─── SUPPLIED RECORDS ───

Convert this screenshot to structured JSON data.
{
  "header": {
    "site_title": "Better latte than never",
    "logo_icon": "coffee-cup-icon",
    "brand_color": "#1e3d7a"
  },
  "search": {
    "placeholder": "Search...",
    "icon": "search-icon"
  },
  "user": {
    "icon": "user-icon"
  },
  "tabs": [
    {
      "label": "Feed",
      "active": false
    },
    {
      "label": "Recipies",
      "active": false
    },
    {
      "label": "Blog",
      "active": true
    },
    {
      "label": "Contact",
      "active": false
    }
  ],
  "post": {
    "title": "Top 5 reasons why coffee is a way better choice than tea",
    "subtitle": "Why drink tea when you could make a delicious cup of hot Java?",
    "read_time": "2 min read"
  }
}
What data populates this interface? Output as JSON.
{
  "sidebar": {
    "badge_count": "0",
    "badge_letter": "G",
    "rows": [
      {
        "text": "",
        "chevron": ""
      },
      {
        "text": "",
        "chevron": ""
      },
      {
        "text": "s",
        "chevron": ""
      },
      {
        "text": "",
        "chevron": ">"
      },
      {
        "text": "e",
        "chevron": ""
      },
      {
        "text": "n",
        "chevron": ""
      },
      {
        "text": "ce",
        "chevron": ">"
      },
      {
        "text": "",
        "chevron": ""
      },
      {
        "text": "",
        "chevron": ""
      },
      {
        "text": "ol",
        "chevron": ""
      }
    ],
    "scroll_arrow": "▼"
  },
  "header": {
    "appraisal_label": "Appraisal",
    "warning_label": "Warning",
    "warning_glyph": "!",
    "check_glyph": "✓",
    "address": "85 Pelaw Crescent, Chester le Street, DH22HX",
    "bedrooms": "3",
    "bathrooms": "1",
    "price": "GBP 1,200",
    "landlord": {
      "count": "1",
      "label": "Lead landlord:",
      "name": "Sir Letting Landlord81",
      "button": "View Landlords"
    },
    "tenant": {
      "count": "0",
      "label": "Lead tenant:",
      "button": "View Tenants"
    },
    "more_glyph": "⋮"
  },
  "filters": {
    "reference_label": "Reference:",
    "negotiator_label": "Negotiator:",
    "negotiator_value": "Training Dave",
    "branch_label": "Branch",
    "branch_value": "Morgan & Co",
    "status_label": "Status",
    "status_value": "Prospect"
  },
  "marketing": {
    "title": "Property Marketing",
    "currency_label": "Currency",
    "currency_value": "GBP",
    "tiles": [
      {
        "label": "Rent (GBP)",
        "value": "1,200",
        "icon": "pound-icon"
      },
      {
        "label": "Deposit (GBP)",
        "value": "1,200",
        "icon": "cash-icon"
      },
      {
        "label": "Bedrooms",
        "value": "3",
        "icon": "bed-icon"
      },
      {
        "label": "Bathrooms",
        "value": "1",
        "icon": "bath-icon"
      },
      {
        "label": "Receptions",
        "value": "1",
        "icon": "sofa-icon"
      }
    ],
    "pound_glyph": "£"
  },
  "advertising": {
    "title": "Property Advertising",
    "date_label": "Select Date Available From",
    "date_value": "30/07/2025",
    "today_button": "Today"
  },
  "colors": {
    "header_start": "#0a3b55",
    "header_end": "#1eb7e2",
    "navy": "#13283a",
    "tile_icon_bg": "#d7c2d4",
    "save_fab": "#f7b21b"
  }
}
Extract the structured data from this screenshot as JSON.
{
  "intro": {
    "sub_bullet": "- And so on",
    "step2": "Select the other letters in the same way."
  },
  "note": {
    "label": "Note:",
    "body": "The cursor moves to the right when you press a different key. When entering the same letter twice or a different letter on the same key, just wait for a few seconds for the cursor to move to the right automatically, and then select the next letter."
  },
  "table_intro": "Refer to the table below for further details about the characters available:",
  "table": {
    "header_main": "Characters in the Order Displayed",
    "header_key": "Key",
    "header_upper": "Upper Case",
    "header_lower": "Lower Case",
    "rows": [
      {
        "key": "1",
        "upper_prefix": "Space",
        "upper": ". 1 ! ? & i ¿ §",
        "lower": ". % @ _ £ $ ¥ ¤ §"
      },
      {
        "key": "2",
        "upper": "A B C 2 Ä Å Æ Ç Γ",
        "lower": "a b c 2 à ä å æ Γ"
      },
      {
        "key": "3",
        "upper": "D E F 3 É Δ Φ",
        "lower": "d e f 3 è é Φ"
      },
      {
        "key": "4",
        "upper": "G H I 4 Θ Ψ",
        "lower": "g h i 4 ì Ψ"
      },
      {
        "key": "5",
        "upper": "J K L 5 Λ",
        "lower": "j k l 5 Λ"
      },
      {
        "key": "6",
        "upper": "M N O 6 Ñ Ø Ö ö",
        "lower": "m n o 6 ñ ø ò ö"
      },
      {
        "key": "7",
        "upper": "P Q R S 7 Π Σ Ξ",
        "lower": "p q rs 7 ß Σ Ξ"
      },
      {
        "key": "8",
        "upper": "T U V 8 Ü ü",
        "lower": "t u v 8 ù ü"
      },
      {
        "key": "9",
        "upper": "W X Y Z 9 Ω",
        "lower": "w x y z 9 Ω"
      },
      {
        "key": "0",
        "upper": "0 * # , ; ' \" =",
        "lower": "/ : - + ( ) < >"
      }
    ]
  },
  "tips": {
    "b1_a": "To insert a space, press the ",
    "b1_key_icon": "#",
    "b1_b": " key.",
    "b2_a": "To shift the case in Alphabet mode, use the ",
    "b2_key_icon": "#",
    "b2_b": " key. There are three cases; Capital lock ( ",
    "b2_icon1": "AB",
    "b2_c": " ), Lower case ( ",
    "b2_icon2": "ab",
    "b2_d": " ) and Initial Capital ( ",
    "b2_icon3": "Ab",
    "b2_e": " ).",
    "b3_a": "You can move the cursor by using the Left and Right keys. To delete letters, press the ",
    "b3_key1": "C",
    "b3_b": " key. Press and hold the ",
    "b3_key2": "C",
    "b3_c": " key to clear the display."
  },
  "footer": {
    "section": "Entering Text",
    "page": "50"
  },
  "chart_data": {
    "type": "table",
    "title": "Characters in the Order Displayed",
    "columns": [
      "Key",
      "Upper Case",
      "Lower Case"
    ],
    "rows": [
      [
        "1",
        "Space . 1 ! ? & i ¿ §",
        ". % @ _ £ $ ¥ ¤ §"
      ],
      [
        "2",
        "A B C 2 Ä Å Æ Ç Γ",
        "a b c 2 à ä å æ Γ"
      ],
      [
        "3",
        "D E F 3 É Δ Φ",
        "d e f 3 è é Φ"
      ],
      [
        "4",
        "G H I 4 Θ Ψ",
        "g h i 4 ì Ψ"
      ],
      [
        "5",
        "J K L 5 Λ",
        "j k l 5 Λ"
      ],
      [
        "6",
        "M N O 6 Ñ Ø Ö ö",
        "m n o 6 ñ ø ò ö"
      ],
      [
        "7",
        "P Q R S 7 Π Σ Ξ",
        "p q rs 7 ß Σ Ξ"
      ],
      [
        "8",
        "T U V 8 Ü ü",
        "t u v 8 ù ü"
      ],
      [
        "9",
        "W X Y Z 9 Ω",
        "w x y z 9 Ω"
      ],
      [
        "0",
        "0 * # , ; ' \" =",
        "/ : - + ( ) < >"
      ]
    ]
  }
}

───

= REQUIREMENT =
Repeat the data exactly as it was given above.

= EXERCISE SOLUTION =
Convert this screenshot to structured JSON data.
{
  "header": {
    "site_title": "Better latte than never",
    "logo_icon": "coffee-cup-icon",
    "brand_color": "#1e3d7a"
  },
  "search": {
    "placeholder": "Search...",
    "icon": "search-icon"
  },
  "user": {
    "icon": "user-icon"
  },
  "tabs": [
    {
      "label": "Feed",
      "active": false
    },
    {
      "label": "Recipies",
      "active": false
    },
    {
      "label": "Blog",
      "active": true
    },
    {
      "label": "Contact",
      "active": false
    }
  ],
  "post": {
    "title": "Top 5 reasons why coffee is a way better choice than tea",
    "subtitle": "Why drink tea when you could make a delicious cup of hot Java?",
    "read_time": "2 min read"
  }
}
What data populates this interface? Output as JSON.
{
  "sidebar": {
    "badge_count": "0",
    "badge_letter": "G",
    "rows": [
      {
        "text": "",
        "chevron": ""
      },
      {
        "text": "",
        "chevron": ""
      },
      {
        "text": "s",
        "chevron": ""
      },
      {
        "text": "",
        "chevron": ">"
      },
      {
        "text": "e",
        "chevron": ""
      },
      {
        "text": "n",
        "chevron": ""
      },
      {
        "text": "ce",
        "chevron": ">"
      },
      {
        "text": "",
        "chevron": ""
      },
      {
        "text": "",
        "chevron": ""
      },
      {
        "text": "ol",
        "chevron": ""
      }
    ],
    "scroll_arrow": "▼"
  },
  "header": {
    "appraisal_label": "Appraisal",
    "warning_label": "Warning",
    "warning_glyph": "!",
    "check_glyph": "✓",
    "address": "85 Pelaw Crescent, Chester le Street, DH22HX",
    "bedrooms": "3",
    "bathrooms": "1",
    "price": "GBP 1,200",
    "landlord": {
      "count": "1",
      "label": "Lead landlord:",
      "name": "Sir Letting Landlord81",
      "button": "View Landlords"
    },
    "tenant": {
      "count": "0",
      "label": "Lead tenant:",
      "button": "View Tenants"
    },
    "more_glyph": "⋮"
  },
  "filters": {
    "reference_label": "Reference:",
    "negotiator_label": "Negotiator:",
    "negotiator_value": "Training Dave",
    "branch_label": "Branch",
    "branch_value": "Morgan & Co",
    "status_label": "Status",
    "status_value": "Prospect"
  },
  "marketing": {
    "title": "Property Marketing",
    "currency_label": "Currency",
    "currency_value": "GBP",
    "tiles": [
      {
        "label": "Rent (GBP)",
        "value": "1,200",
        "icon": "pound-icon"
      },
      {
        "label": "Deposit (GBP)",
        "value": "1,200",
        "icon": "cash-icon"
      },
      {
        "label": "Bedrooms",
        "value": "3",
        "icon": "bed-icon"
      },
      {
        "label": "Bathrooms",
        "value": "1",
        "icon": "bath-icon"
      },
      {
        "label": "Receptions",
        "value": "1",
        "icon": "sofa-icon"
      }
    ],
    "pound_glyph": "£"
  },
  "advertising": {
    "title": "Property Advertising",
    "date_label": "Select Date Available From",
    "date_value": "30/07/2025",
    "today_button": "Today"
  },
  "colors": {
    "header_start": "#0a3b55",
    "header_end": "#1eb7e2",
    "navy": "#13283a",
    "tile_icon_bg": "#d7c2d4",
    "save_fab": "#f7b21b"
  }
}
Extract the structured data from this screenshot as JSON.
{
  "intro": {
    "sub_bullet": "- And so on",
    "step2": "Select the other letters in the same way."
  },
  "note": {
    "label": "Note:",
    "body": "The cursor moves to the right when you press a different key. When entering the same letter twice or a different letter on the same key, just wait for a few seconds for the cursor to move to the right automatically, and then select the next letter."
  },
  "table_intro": "Refer to the table below for further details about the characters available:",
  "table": {
    "header_main": "Characters in the Order Displayed",
    "header_key": "Key",
    "header_upper": "Upper Case",
    "header_lower": "Lower Case",
    "rows": [
      {
        "key": "1",
        "upper_prefix": "Space",
        "upper": ". 1 ! ? & i ¿ §",
        "lower": ". % @ _ £ $ ¥ ¤ §"
      },
      {
        "key": "2",
        "upper": "A B C 2 Ä Å Æ Ç Γ",
        "lower": "a b c 2 à ä å æ Γ"
      },
      {
        "key": "3",
        "upper": "D E F 3 É Δ Φ",
        "lower": "d e f 3 è é Φ"
      },
      {
        "key": "4",
        "upper": "G H I 4 Θ Ψ",
        "lower": "g h i 4 ì Ψ"
      },
      {
        "key": "5",
        "upper": "J K L 5 Λ",
        "lower": "j k l 5 Λ"
      },
      {
        "key": "6",
        "upper": "M N O 6 Ñ Ø Ö ö",
        "lower": "m n o 6 ñ ø ò ö"
      },
      {
        "key": "7",
        "upper": "P Q R S 7 Π Σ Ξ",
        "lower": "p q rs 7 ß Σ Ξ"
      },
      {
        "key": "8",
        "upper": "T U V 8 Ü ü",
        "lower": "t u v 8 ù ü"
      },
      {
        "key": "9",
        "upper": "W X Y Z 9 Ω",
        "lower": "w x y z 9 Ω"
      },
      {
        "key": "0",
        "upper": "0 * # , ; ' \" =",
        "lower": "/ : - + ( ) < >"
      }
    ]
  },
  "tips": {
    "b1_a": "To insert a space, press the ",
    "b1_key_icon": "#",
    "b1_b": " key.",
    "b2_a": "To shift the case in Alphabet mode, use the ",
    "b2_key_icon": "#",
    "b2_b": " key. There are three cases; Capital lock ( ",
    "b2_icon1": "AB",
    "b2_c": " ), Lower case ( ",
    "b2_icon2": "ab",
    "b2_d": " ) and Initial Capital ( ",
    "b2_icon3": "Ab",
    "b2_e": " ).",
    "b3_a": "You can move the cursor by using the Left and Right keys. To delete letters, press the ",
    "b3_key1": "C",
    "b3_b": " key. Press and hold the ",
    "b3_key2": "C",
    "b3_c": " key to clear the display."
  },
  "footer": {
    "section": "Entering Text",
    "page": "50"
  },
  "chart_data": {
    "type": "table",
    "title": "Characters in the Order Displayed",
    "columns": [
      "Key",
      "Upper Case",
      "Lower Case"
    ],
    "rows": [
      [
        "1",
        "Space . 1 ! ? & i ¿ §",
        ". % @ _ £ $ ¥ ¤ §"
      ],
      [
        "2",
        "A B C 2 Ä Å Æ Ç Γ",
        "a b c 2 à ä å æ Γ"
      ],
      [
        "3",
        "D E F 3 É Δ Φ",
        "d e f 3 è é Φ"
      ],
      [
        "4",
        "G H I 4 Θ Ψ",
        "g h i 4 ì Ψ"
      ],
      [
        "5",
        "J K L 5 Λ",
        "j k l 5 Λ"
      ],
      [
        "6",
        "M N O 6 Ñ Ø Ö ö",
        "m n o 6 ñ ø ò ö"
      ],
      [
        "7",
        "P Q R S 7 Π Σ Ξ",
        "p q rs 7 ß Σ Ξ"
      ],
      [
        "8",
        "T U V 8 Ü ü",
        "t u v 8 ù ü"
      ],
      [
        "9",
        "W X Y Z 9 Ω",
        "w x y z 9 Ω"
      ],
      [
        "0",
        "0 * # , ; ' \" =",
        "/ : - + ( ) < >"
      ]
    ]
  }
}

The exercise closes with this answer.